Spotify is fed up with Apple taking a 30 percent cut from sales it makes in the App Store. As a result, the streaming platform has filed an antitrust complaint with the Europen Commission in an effort to force Apple to level the playing field
In a recent blog post, the streaming service’s CEO Daniel Ek outlines that Apple takes 30 percent of the money earned from App Store sales. This would include in-app purchases, subscriptions and the cost of paid apps.
This is why You can’t sign up for Netflix or Spotify Premium on iOS
Ek’s point is that Apple does this to force companies, like Spotify, to charge Apple users more than competing services offered by the Cupertino, California tech giant. If Spotify wants to make the same amount of profit from each subscriber as Apple Music, it needs to charge users 30 percent more.
In the past, for example, the App Store Spotify cost $13.99 per month for the premium version of its streaming service, compared to $9.99 for Apple Music.
“If we choose not to use Apple’s payment system, forgoing the charge, Apple then applies a series of technical and experience-limiting restrictions on Spotify. For example, they limit our communication with our customers — including our outreach beyond the app. In some cases, we aren’t even allowed to send emails to our customers who use Apple,” writes Ek in the blog post.
Currently, Spotify doesn’t allow users to purchase a Premium subscription through its iOS app. Netflix also doesn’t let users subscribe to its services through its iOS app either.
Ek furthers his point by stating that “Apple also routinely blocks our experience-enhancing upgrades. Over time, this has included locking Spotify and other competitors out of Apple services such as Siri, HomePod, and Apple Watch.”
However, when it comes to the Android space, things are a little different.
Google has recently altered its in-app transaction fees to appease third-party companies like Spotify and Netflix.

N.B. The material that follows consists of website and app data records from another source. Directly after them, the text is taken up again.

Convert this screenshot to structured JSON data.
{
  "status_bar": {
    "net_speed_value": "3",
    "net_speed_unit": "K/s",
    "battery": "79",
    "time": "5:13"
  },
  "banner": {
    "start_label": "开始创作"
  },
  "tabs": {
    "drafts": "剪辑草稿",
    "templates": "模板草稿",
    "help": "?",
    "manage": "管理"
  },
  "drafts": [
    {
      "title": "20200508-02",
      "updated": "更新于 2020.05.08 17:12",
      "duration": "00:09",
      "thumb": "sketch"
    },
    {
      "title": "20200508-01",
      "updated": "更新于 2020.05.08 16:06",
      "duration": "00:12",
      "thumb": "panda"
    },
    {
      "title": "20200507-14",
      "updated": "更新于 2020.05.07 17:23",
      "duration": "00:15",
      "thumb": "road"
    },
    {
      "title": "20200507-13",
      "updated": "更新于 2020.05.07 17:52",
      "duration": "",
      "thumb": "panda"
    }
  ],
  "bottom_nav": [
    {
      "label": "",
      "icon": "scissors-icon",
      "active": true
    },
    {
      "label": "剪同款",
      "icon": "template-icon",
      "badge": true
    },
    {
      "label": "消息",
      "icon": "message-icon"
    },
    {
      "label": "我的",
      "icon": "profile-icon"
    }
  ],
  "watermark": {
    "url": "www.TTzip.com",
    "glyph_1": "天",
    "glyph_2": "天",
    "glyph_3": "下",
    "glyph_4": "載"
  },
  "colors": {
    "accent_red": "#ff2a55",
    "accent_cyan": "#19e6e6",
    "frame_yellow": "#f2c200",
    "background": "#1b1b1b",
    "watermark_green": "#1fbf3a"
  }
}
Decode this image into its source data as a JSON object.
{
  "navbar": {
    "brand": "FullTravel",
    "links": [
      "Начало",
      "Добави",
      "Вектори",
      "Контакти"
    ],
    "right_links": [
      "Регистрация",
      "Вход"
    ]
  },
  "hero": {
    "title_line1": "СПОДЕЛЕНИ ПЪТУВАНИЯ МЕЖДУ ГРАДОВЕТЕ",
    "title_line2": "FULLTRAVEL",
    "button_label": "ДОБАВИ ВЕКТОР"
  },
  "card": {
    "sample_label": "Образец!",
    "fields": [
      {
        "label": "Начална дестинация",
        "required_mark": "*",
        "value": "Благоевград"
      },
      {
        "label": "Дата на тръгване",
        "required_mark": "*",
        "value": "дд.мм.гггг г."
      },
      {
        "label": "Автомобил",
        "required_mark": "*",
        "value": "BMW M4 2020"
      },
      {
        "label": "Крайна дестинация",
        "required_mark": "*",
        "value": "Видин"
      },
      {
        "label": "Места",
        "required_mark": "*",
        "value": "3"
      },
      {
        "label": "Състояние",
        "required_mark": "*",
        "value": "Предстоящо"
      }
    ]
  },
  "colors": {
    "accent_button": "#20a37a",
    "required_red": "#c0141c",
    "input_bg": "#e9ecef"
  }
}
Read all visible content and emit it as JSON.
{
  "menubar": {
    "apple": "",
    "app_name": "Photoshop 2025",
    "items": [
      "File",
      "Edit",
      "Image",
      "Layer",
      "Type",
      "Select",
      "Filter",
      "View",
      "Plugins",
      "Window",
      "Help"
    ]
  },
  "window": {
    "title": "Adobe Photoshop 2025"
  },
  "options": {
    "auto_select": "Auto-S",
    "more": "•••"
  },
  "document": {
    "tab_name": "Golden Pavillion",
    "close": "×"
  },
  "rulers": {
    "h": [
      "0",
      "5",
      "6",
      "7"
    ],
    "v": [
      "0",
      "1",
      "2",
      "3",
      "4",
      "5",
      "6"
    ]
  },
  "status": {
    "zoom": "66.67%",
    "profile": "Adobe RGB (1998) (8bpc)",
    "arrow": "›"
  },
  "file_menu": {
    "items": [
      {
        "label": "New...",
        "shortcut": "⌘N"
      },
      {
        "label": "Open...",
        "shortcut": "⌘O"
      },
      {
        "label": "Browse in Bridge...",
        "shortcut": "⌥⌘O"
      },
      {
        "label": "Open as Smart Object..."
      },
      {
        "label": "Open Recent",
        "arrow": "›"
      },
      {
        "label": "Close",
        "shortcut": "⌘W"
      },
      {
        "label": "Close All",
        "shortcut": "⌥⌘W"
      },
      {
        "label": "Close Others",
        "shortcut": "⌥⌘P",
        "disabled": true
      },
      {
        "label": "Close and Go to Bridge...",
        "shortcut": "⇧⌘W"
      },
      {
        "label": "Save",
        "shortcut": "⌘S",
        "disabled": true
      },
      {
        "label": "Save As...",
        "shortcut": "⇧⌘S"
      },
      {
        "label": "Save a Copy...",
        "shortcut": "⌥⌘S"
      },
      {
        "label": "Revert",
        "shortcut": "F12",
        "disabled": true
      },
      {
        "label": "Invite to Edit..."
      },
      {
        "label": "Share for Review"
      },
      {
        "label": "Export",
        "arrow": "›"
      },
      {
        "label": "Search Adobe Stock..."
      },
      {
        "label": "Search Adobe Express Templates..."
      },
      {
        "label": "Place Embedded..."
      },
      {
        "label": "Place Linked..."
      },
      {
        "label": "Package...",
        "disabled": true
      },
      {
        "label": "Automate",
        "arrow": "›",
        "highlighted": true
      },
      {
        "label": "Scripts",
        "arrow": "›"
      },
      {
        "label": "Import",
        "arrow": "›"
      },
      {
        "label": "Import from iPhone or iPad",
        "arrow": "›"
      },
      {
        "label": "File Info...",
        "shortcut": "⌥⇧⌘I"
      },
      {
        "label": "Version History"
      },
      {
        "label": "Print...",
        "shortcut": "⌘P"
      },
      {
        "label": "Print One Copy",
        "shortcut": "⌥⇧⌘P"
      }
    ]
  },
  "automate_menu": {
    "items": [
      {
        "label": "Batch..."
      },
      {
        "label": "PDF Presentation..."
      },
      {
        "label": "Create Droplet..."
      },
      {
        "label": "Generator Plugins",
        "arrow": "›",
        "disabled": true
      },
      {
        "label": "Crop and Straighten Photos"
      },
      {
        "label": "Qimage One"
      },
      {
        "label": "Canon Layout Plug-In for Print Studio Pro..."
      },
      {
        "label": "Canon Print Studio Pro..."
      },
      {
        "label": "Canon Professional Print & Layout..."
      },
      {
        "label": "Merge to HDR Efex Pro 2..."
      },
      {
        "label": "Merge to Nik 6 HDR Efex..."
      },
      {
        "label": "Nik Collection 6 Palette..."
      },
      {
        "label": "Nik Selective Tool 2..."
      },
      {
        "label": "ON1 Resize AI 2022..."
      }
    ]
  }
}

“As of January 1, 2018, the transaction fee for subscription products decreases to 15 percent for any subscribers you retain after 12 paid months,” reads Google’s support page. Prior to the 12 month period, Google takes the same 30 percent cut as Apple does. Apple offers the same deal according to this Gamasutra article, so it’s unclear if Spotify has the same issues on Android. MobileSyrup has reached out to Spotify to find out if it has qulams with Google as well.
In the post, Ek mentions that transactions within apps like Uber aren’t subject to Apple’s tax, and Spotify believes that it shouldn’t be either.
Spotify urges European Commission to let it compete fairly
He outlines three requests that Spotify is making to the European Commission. Firstly, the streaming music platform believes that all apps in the App Store should compete fairly and that Apple’s products shouldn’t receive special treatment.
To his second point, that people should have a real choice regarding what services they want to use instead of being pushed to subscribe to Apple’s offerings because the tech giant owns the store the services are sold in. Ek doesn’t mention this specifically, but when you search Spotify in the App Store, Apple Music is the first result.
Finally, Ek asserts that the App Store shouldn’t be allowed to control communications between a service and its users.
Spotify is making a real push to fight the Apple tax by publishing a report detailing the App Store fees and what the service is forced to deal with to make its app available on Apple’s devices. Spotify even alleges that it isn’t allowed to direct users out of the iOS version of its app to sign up for the Premium tier of its service.
Currently, if you’re a free tier Spotify user and you tap on the ‘Premium’ menu tab, all the service is allowed say is “Spotify Premium can’t be purchased in this app.”
Source: Spotify (1), (2)